Linking llamas to COVID-19 candidate drug

August 30, 2021
llama with covid-19 graphic

 A University of Minnesota News Release, "Learning from llamas, U of M scientists develop a candidate COVID-19 drug," recently highlighted the work of VBS Professor Fang Li, global leader in SARS-CoV-2 research, who along with Dr. Aaron LeBeau, University of Wisconsin; Gang Ye-Postdoctoral researcher, UMN; and Joseph Gallant, graduate student, UMN, as well as several other university researchers, made significant headway by linking llamas to the potential prevention and ending of SARS-CoV-2 infection in animals.

The COVID-19 pandemic has significantly impacted the global human population since 2019. The candidate drug is called Nanosota-1, which was derived from a tiny antibody called a nanobody taken from llamas. Li explains, Llamas are amazing animals. They produce a unique type of antibodies that can serve as excellent therapeutics for humans.”  A key benefit of Nanosota-1 is that, unlike conventional antibody drugs under development, this drug can be produced at high yields and remains stable across wide temperature ranges—making it cost-effective to manufacture, transport, and store.

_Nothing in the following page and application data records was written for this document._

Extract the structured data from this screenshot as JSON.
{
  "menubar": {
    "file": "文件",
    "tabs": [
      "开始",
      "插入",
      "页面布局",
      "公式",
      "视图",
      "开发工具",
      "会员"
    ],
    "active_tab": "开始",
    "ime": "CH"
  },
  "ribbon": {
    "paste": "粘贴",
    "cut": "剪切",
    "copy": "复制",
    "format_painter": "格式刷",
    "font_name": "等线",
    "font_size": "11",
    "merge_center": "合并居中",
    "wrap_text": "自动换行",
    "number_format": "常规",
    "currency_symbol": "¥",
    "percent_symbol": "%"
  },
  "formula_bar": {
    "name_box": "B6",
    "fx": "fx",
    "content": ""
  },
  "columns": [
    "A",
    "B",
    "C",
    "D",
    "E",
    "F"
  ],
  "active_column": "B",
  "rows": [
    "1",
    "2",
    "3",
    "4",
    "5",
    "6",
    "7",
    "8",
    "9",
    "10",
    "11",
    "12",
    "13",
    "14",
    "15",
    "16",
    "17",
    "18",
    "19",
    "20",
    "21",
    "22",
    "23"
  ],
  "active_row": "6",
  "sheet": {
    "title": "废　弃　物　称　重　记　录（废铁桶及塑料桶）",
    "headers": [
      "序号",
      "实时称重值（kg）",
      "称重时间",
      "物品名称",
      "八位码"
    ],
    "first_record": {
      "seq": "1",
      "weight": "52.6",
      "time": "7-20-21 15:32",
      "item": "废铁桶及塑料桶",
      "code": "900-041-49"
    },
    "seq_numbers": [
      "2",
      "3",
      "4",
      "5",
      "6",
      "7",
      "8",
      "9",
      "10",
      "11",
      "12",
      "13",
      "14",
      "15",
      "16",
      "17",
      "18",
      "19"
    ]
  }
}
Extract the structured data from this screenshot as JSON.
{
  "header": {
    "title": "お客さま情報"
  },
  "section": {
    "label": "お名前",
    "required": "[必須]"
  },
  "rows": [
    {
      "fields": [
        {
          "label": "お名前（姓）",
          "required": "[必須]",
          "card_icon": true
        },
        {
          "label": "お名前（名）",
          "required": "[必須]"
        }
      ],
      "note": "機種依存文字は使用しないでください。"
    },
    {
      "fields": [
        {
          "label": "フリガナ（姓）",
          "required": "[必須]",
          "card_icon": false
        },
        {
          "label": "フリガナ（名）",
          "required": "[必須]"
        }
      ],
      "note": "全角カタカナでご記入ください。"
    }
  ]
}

The drug has been tested in hamsters and mice and is one of the first nanobody therapeutics to show promise as a potential candidate to be validated in human trials. The findings of this research were mapped out in the scientific paper, "The development of Nanosota-1 as anti-SARS-CoV-2 nanobody drug candidates," published in eLife. This study was funded by the National Institutes of Health with additional funding from the University of Minnesota.